Data excerpts:
******************************

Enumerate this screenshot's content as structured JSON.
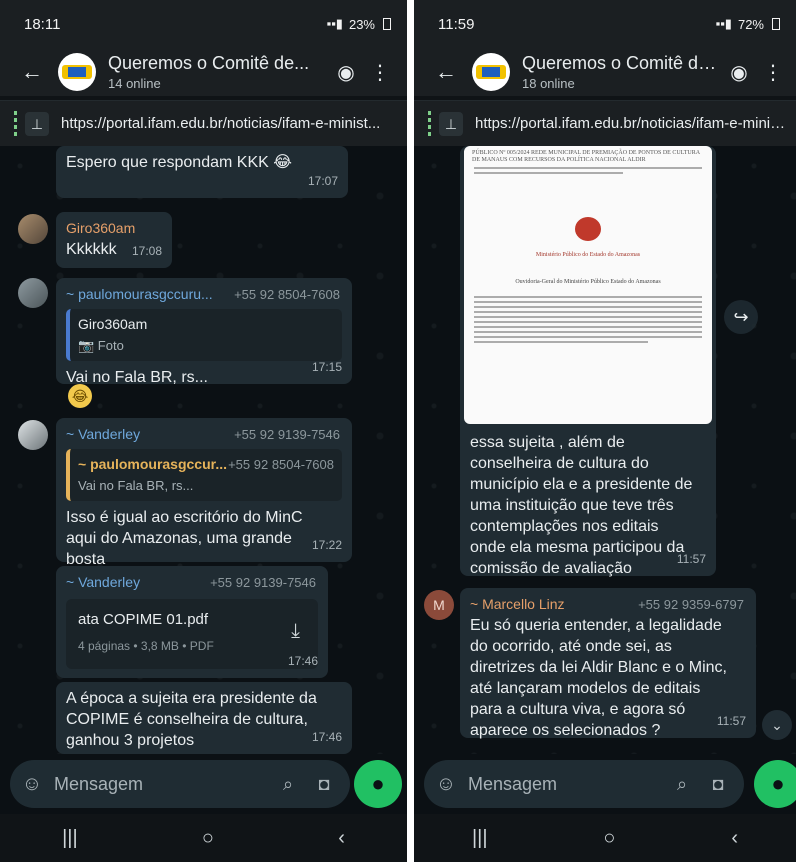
{
  "left": {
    "status": {
      "time": "18:11",
      "battery": "23%"
    },
    "header": {
      "title": "Queremos o Comitê de...",
      "subtitle": "14 online"
    },
    "pinned_link": "https://portal.ifam.edu.br/noticias/ifam-e-minist...",
    "messages": {
      "m1": {
        "text": "Espero que respondam KKK 😂",
        "time": "17:07"
      },
      "m2": {
        "sender": "Giro360am",
        "text": "Kkkkkk",
        "time": "17:08"
      },
      "m3": {
        "sender": "~ paulomourasgccuru...",
        "phone": "+55 92 8504-7608",
        "quote_name": "Giro360am",
        "quote_text": "📷 Foto",
        "text": "Vai no Fala BR, rs...",
        "time": "17:15",
        "reaction": "😂"
      },
      "m4": {
        "sender": "~ Vanderley",
        "phone": "+55 92 9139-7546",
        "quote_name": "~ paulomourasgccur...",
        "quote_phone": "+55 92 8504-7608",
        "quote_text": "Vai no Fala BR, rs...",
        "text": "Isso é igual ao escritório do MinC aqui do Amazonas, uma grande bosta",
        "time": "17:22"
      },
      "m5": {
        "sender": "~ Vanderley",
        "phone": "+55 92 9139-7546",
        "file_name": "ata COPIME 01.pdf",
        "file_meta": "4 páginas • 3,8 MB • PDF",
        "time": "17:46"
      },
      "m6": {
        "text": "A época a sujeita era presidente da COPIME é conselheira de cultura, ganhou 3 projetos",
        "time": "17:46"
      }
    },
    "composer_placeholder": "Mensagem"
  },
  "right": {
    "status": {
      "time": "11:59",
      "battery": "72%"
    },
    "header": {
      "title": "Queremos o Comitê de...",
      "subtitle": "18 online"
    },
    "pinned_link": "https://portal.ifam.edu.br/noticias/ifam-e-minist...",
    "doc": {
      "top_text": "PÚBLICO Nº 005/2024 REDE MUNICIPAL DE PREMIAÇÃO DE PONTOS DE CULTURA DE MANAUS COM RECURSOS DA POLÍTICA NACIONAL ALDIR",
      "agency": "Ministério Público do Estado do Amazonas",
      "body": "Ouvidoria-Geral do Ministério Público Estado do Amazonas"
    },
    "messages": {
      "m1": {
        "text": "essa sujeita , além de conselheira de cultura do município ela  e a presidente de uma instituição que teve  três contemplações  nos editais onde ela mesma participou da comissão de avaliação",
        "time": "11:57"
      },
      "m2": {
        "avatar_letter": "M",
        "sender": "~ Marcello Linz",
        "phone": "+55 92 9359-6797",
        "text": "Eu só queria entender, a legalidade do ocorrido, até onde sei, as diretrizes da lei Aldir Blanc e o Minc, até lançaram modelos de editais para a cultura viva, e agora só aparece os selecionados ?",
        "time": "11:57"
      }
    },
    "composer_placeholder": "Mensagem"
  },
  "icons": {
    "back": "←",
    "status": "status-icon",
    "more": "⋮",
    "pin": "pin-icon",
    "attach": "attach-icon",
    "camera": "camera-icon",
    "mic": "mic-icon",
    "forward": "forward-icon"
  }
}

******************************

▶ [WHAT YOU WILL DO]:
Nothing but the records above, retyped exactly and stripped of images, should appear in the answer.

▶ [ANSWER SPACE]:
Enumerate this screenshot's content as structured JSON.
{
  "left": {
    "status": {
      "time": "18:11",
      "battery": "23%"
    },
    "header": {
      "title": "Queremos o Comitê de...",
      "subtitle": "14 online"
    },
    "pinned_link": "https://portal.ifam.edu.br/noticias/ifam-e-minist...",
    "messages": {
      "m1": {
        "text": "Espero que respondam KKK 😂",
        "time": "17:07"
      },
      "m2": {
        "sender": "Giro360am",
        "text": "Kkkkkk",
        "time": "17:08"
      },
      "m3": {
        "sender": "~ paulomourasgccuru...",
        "phone": "+55 92 8504-7608",
        "quote_name": "Giro360am",
        "quote_text": "📷 Foto",
        "text": "Vai no Fala BR, rs...",
        "time": "17:15",
        "reaction": "😂"
      },
      "m4": {
        "sender": "~ Vanderley",
        "phone": "+55 92 9139-7546",
        "quote_name": "~ paulomourasgccur...",
        "quote_phone": "+55 92 8504-7608",
        "quote_text": "Vai no Fala BR, rs...",
        "text": "Isso é igual ao escritório do MinC aqui do Amazonas, uma grande bosta",
        "time": "17:22"
      },
      "m5": {
        "sender": "~ Vanderley",
        "phone": "+55 92 9139-7546",
        "file_name": "ata COPIME 01.pdf",
        "file_meta": "4 páginas • 3,8 MB • PDF",
        "time": "17:46"
      },
      "m6": {
        "text": "A época a sujeita era presidente da COPIME é conselheira de cultura, ganhou 3 projetos",
        "time": "17:46"
      }
    },
    "composer_placeholder": "Mensagem"
  },
  "right": {
    "status": {
      "time": "11:59",
      "battery": "72%"
    },
    "header": {
      "title": "Queremos o Comitê de...",
      "subtitle": "18 online"
    },
    "pinned_link": "https://portal.ifam.edu.br/noticias/ifam-e-minist...",
    "doc": {
      "top_text": "PÚBLICO Nº 005/2024 REDE MUNICIPAL DE PREMIAÇÃO DE PONTOS DE CULTURA DE MANAUS COM RECURSOS DA POLÍTICA NACIONAL ALDIR",
      "agency": "Ministério Público do Estado do Amazonas",
      "body": "Ouvidoria-Geral do Ministério Público Estado do Amazonas"
    },
    "messages": {
      "m1": {
        "text": "essa sujeita , além de conselheira de cultura do município ela  e a presidente de uma instituição que teve  três contemplações  nos editais onde ela mesma participou da comissão de avaliação",
        "time": "11:57"
      },
      "m2": {
        "avatar_letter": "M",
        "sender": "~ Marcello Linz",
        "phone": "+55 92 9359-6797",
        "text": "Eu só queria entender, a legalidade do ocorrido, até onde sei, as diretrizes da lei Aldir Blanc e o Minc, até lançaram modelos de editais para a cultura viva, e agora só aparece os selecionados ?",
        "time": "11:57"
      }
    },
    "composer_placeholder": "Mensagem"
  },
  "icons": {
    "back": "←",
    "status": "status-icon",
    "more": "⋮",
    "pin": "pin-icon",
    "attach": "attach-icon",
    "camera": "camera-icon",
    "mic": "mic-icon",
    "forward": "forward-icon"
  }
}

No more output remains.